(2) It is in the interest of an Indian child that the child’s membership or citizenship in the child’s Indian tribe and connection to the tribal community be encouraged and protected, regardless of whether the child is in the physical custody of an Indian parent or Indian custodian at the commencement of an Indian child custody proceeding, the parental rights of the child’s parents have been terminated, or where the child has resided or been domiciled.
(b) In all an Indian child custody proceedings, proceeding, as defined in the federal Indian Child Welfare Act Act, the court shall consider all of the findings contained in subdivision (a), strive to promote the stability and security of Indian tribes and families, comply with the federal Indian Child Welfare Act of 1978 and other applicable federal law, and seek to protect the best interest of the child. Whenever If an Indian child is removed from a foster care home or institution, guardianship, or adoptive placement for the purpose of further foster care, guardianship, or adoptive placement, placement of the child shall be in accordance with the federal Indian Child Welfare Act of 1978 and other applicable state and federal law.
(c) A determination by an Indian tribe that an unmarried person, who is under the age of 18 years, 18 years of age, is either (1) a member or citizen of an Indian tribe or (2) eligible for membership or citizenship in an Indian tribe and a biological child of a member or citizen of an Indian tribe shall constitute a significant political affiliation with the tribe and shall require the application of the federal Indian Child Welfare Act of 1978 and other applicable state and federal law to the proceedings.
(d) In any a case in which this code or other applicable state or federal law provides a higher standard of protection to the rights of the parent or Indian custodian of an Indian child, or the Indian child’s tribe, than the rights provided under the federal Indian Child Welfare Act of 1978, the court shall apply the higher standard.

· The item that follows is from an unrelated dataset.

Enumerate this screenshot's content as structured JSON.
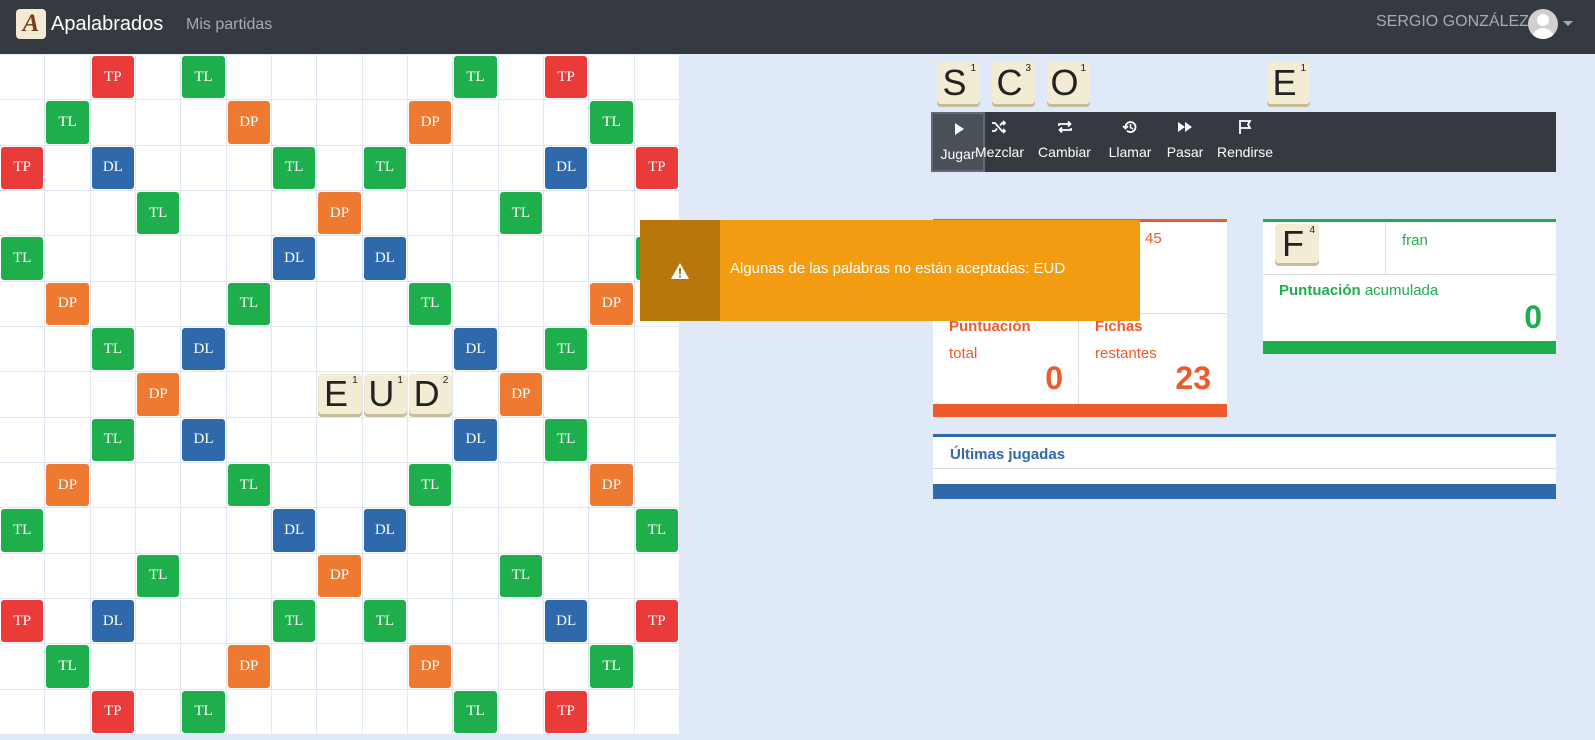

(e) Any An Indian child, the Indian child’s tribe, or the parent or Indian custodian from whose custody the child has been removed, may petition the court to invalidate an action in an Indian child custody proceeding for foster care or guardianship placement or termination of parental rights if the action violated Section 1911, 1912, or 1913 of the federal Indian Child Welfare Act of 1978.